◆ **WHAT IS REQUIRED**:
Send back the entries exactly as they were given.
^^^^^^^^^^^^^^^^
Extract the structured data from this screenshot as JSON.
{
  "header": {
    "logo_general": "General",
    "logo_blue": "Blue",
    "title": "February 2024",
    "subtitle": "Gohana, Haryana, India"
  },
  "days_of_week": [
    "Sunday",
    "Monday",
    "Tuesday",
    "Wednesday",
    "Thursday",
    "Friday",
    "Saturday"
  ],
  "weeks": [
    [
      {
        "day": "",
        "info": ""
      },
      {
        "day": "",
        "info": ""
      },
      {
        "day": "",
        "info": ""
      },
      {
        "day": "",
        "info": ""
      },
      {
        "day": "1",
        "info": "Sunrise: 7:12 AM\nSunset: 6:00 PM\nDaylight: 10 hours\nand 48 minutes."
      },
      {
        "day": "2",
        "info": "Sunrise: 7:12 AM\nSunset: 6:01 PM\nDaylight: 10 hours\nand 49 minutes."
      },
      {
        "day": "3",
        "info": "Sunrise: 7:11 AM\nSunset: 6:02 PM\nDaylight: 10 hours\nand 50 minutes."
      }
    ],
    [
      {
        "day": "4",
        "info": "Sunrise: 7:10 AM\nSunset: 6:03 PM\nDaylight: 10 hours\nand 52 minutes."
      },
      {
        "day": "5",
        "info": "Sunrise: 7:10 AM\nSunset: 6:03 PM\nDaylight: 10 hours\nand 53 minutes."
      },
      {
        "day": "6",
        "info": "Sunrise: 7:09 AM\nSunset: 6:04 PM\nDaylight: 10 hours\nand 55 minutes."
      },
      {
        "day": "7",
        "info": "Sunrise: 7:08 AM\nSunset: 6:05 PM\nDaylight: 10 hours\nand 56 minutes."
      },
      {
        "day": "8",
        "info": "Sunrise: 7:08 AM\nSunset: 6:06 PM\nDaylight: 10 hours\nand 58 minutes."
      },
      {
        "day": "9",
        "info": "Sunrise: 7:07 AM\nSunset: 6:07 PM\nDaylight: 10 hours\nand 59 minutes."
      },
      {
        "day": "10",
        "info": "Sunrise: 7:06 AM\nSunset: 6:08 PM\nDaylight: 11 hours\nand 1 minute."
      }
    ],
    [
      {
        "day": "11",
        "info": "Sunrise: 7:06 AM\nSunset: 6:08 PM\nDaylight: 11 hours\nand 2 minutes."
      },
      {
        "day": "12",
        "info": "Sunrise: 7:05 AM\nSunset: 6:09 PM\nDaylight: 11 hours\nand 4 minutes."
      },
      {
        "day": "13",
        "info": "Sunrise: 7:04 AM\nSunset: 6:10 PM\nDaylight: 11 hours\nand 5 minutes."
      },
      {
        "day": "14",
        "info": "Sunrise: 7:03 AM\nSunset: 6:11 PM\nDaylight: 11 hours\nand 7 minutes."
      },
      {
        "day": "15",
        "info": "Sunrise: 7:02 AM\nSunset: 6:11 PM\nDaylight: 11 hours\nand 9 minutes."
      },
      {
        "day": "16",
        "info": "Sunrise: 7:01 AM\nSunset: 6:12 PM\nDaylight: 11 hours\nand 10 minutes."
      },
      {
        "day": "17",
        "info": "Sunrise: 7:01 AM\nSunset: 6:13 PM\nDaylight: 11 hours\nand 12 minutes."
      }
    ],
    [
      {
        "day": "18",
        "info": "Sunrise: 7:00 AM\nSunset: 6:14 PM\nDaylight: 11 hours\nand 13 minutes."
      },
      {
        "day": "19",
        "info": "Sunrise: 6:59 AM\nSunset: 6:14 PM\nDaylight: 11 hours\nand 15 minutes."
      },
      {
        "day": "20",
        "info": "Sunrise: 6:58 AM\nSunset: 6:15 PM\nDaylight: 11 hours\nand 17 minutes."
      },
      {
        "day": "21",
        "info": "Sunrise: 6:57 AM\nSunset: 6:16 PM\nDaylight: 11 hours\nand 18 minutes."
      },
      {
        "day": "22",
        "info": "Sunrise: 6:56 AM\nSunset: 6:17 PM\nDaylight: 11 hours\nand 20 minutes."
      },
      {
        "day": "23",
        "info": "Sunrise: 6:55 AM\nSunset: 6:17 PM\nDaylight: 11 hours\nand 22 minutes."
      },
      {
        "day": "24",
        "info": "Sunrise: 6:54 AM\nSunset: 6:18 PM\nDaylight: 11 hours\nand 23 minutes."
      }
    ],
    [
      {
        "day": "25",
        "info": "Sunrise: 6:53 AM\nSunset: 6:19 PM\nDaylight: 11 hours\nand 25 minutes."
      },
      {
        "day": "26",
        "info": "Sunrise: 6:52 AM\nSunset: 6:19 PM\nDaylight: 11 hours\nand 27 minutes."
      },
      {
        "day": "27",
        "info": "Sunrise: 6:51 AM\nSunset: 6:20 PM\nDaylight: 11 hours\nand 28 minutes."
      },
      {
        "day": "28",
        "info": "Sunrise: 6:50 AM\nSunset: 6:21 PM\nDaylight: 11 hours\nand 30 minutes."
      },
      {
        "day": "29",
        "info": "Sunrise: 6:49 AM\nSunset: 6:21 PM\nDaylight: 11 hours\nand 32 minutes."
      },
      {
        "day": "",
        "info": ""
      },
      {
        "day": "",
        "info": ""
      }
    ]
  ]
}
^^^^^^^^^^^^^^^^
◆ **SOLUTION TO THIS TASK**:
Extract the structured data from this screenshot as JSON.
{
  "header": {
    "logo_general": "General",
    "logo_blue": "Blue",
    "title": "February 2024",
    "subtitle": "Gohana, Haryana, India"
  },
  "days_of_week": [
    "Sunday",
    "Monday",
    "Tuesday",
    "Wednesday",
    "Thursday",
    "Friday",
    "Saturday"
  ],
  "weeks": [
    [
      {
        "day": "",
        "info": ""
      },
      {
        "day": "",
        "info": ""
      },
      {
        "day": "",
        "info": ""
      },
      {
        "day": "",
        "info": ""
      },
      {
        "day": "1",
        "info": "Sunrise: 7:12 AM\nSunset: 6:00 PM\nDaylight: 10 hours\nand 48 minutes."
      },
      {
        "day": "2",
        "info": "Sunrise: 7:12 AM\nSunset: 6:01 PM\nDaylight: 10 hours\nand 49 minutes."
      },
      {
        "day": "3",
        "info": "Sunrise: 7:11 AM\nSunset: 6:02 PM\nDaylight: 10 hours\nand 50 minutes."
      }
    ],
    [
      {
        "day": "4",
        "info": "Sunrise: 7:10 AM\nSunset: 6:03 PM\nDaylight: 10 hours\nand 52 minutes."
      },
      {
        "day": "5",
        "info": "Sunrise: 7:10 AM\nSunset: 6:03 PM\nDaylight: 10 hours\nand 53 minutes."
      },
      {
        "day": "6",
        "info": "Sunrise: 7:09 AM\nSunset: 6:04 PM\nDaylight: 10 hours\nand 55 minutes."
      },
      {
        "day": "7",
        "info": "Sunrise: 7:08 AM\nSunset: 6:05 PM\nDaylight: 10 hours\nand 56 minutes."
      },
      {
        "day": "8",
        "info": "Sunrise: 7:08 AM\nSunset: 6:06 PM\nDaylight: 10 hours\nand 58 minutes."
      },
      {
        "day": "9",
        "info": "Sunrise: 7:07 AM\nSunset: 6:07 PM\nDaylight: 10 hours\nand 59 minutes."
      },
      {
        "day": "10",
        "info": "Sunrise: 7:06 AM\nSunset: 6:08 PM\nDaylight: 11 hours\nand 1 minute."
      }
    ],
    [
      {
        "day": "11",
        "info": "Sunrise: 7:06 AM\nSunset: 6:08 PM\nDaylight: 11 hours\nand 2 minutes."
      },
      {
        "day": "12",
        "info": "Sunrise: 7:05 AM\nSunset: 6:09 PM\nDaylight: 11 hours\nand 4 minutes."
      },
      {
        "day": "13",
        "info": "Sunrise: 7:04 AM\nSunset: 6:10 PM\nDaylight: 11 hours\nand 5 minutes."
      },
      {
        "day": "14",
        "info": "Sunrise: 7:03 AM\nSunset: 6:11 PM\nDaylight: 11 hours\nand 7 minutes."
      },
      {
        "day": "15",
        "info": "Sunrise: 7:02 AM\nSunset: 6:11 PM\nDaylight: 11 hours\nand 9 minutes."
      },
      {
        "day": "16",
        "info": "Sunrise: 7:01 AM\nSunset: 6:12 PM\nDaylight: 11 hours\nand 10 minutes."
      },
      {
        "day": "17",
        "info": "Sunrise: 7:01 AM\nSunset: 6:13 PM\nDaylight: 11 hours\nand 12 minutes."
      }
    ],
    [
      {
        "day": "18",
        "info": "Sunrise: 7:00 AM\nSunset: 6:14 PM\nDaylight: 11 hours\nand 13 minutes."
      },
      {
        "day": "19",
        "info": "Sunrise: 6:59 AM\nSunset: 6:14 PM\nDaylight: 11 hours\nand 15 minutes."
      },
      {
        "day": "20",
        "info": "Sunrise: 6:58 AM\nSunset: 6:15 PM\nDaylight: 11 hours\nand 17 minutes."
      },
      {
        "day": "21",
        "info": "Sunrise: 6:57 AM\nSunset: 6:16 PM\nDaylight: 11 hours\nand 18 minutes."
      },
      {
        "day": "22",
        "info": "Sunrise: 6:56 AM\nSunset: 6:17 PM\nDaylight: 11 hours\nand 20 minutes."
      },
      {
        "day": "23",
        "info": "Sunrise: 6:55 AM\nSunset: 6:17 PM\nDaylight: 11 hours\nand 22 minutes."
      },
      {
        "day": "24",
        "info": "Sunrise: 6:54 AM\nSunset: 6:18 PM\nDaylight: 11 hours\nand 23 minutes."
      }
    ],
    [
      {
        "day": "25",
        "info": "Sunrise: 6:53 AM\nSunset: 6:19 PM\nDaylight: 11 hours\nand 25 minutes."
      },
      {
        "day": "26",
        "info": "Sunrise: 6:52 AM\nSunset: 6:19 PM\nDaylight: 11 hours\nand 27 minutes."
      },
      {
        "day": "27",
        "info": "Sunrise: 6:51 AM\nSunset: 6:20 PM\nDaylight: 11 hours\nand 28 minutes."
      },
      {
        "day": "28",
        "info": "Sunrise: 6:50 AM\nSunset: 6:21 PM\nDaylight: 11 hours\nand 30 minutes."
      },
      {
        "day": "29",
        "info": "Sunrise: 6:49 AM\nSunset: 6:21 PM\nDaylight: 11 hours\nand 32 minutes."
      },
      {
        "day": "",
        "info": ""
      },
      {
        "day": "",
        "info": ""
      }
    ]
  ]
}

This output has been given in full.